→ **Task prompt**:
Write the data out again, exactly as given.

→ **Data supplied**:
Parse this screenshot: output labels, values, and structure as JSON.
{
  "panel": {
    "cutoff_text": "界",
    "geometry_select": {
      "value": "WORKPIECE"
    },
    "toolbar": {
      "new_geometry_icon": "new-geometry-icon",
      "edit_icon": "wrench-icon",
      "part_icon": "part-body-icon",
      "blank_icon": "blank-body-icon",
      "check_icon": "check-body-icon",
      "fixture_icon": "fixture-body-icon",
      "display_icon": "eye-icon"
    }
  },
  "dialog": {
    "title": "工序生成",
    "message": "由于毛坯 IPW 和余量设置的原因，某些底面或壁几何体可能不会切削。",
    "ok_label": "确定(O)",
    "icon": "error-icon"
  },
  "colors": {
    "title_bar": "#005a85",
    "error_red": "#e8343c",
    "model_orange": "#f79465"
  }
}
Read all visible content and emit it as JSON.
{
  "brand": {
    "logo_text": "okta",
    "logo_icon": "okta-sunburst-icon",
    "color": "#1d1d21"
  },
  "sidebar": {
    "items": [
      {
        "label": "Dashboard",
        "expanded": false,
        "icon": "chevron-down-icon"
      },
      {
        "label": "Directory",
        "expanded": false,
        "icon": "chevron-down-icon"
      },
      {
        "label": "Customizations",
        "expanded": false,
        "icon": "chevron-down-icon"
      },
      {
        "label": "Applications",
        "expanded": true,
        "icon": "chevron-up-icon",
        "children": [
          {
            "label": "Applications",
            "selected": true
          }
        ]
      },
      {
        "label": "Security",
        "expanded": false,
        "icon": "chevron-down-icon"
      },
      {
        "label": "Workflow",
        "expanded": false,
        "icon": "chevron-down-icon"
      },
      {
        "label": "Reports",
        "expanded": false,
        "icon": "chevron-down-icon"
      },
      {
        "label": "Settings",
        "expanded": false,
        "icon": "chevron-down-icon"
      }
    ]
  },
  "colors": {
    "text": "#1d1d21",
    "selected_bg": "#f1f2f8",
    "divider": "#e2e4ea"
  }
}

→ **Exercise output**:
Parse this screenshot: output labels, values, and structure as JSON.
{
  "panel": {
    "cutoff_text": "界",
    "geometry_select": {
      "value": "WORKPIECE"
    },
    "toolbar": {
      "new_geometry_icon": "new-geometry-icon",
      "edit_icon": "wrench-icon",
      "part_icon": "part-body-icon",
      "blank_icon": "blank-body-icon",
      "check_icon": "check-body-icon",
      "fixture_icon": "fixture-body-icon",
      "display_icon": "eye-icon"
    }
  },
  "dialog": {
    "title": "工序生成",
    "message": "由于毛坯 IPW 和余量设置的原因，某些底面或壁几何体可能不会切削。",
    "ok_label": "确定(O)",
    "icon": "error-icon"
  },
  "colors": {
    "title_bar": "#005a85",
    "error_red": "#e8343c",
    "model_orange": "#f79465"
  }
}
Read all visible content and emit it as JSON.
{
  "brand": {
    "logo_text": "okta",
    "logo_icon": "okta-sunburst-icon",
    "color": "#1d1d21"
  },
  "sidebar": {
    "items": [
      {
        "label": "Dashboard",
        "expanded": false,
        "icon": "chevron-down-icon"
      },
      {
        "label": "Directory",
        "expanded": false,
        "icon": "chevron-down-icon"
      },
      {
        "label": "Customizations",
        "expanded": false,
        "icon": "chevron-down-icon"
      },
      {
        "label": "Applications",
        "expanded": true,
        "icon": "chevron-up-icon",
        "children": [
          {
            "label": "Applications",
            "selected": true
          }
        ]
      },
      {
        "label": "Security",
        "expanded": false,
        "icon": "chevron-down-icon"
      },
      {
        "label": "Workflow",
        "expanded": false,
        "icon": "chevron-down-icon"
      },
      {
        "label": "Reports",
        "expanded": false,
        "icon": "chevron-down-icon"
      },
      {
        "label": "Settings",
        "expanded": false,
        "icon": "chevron-down-icon"
      }
    ]
  },
  "colors": {
    "text": "#1d1d21",
    "selected_bg": "#f1f2f8",
    "divider": "#e2e4ea"
  }
}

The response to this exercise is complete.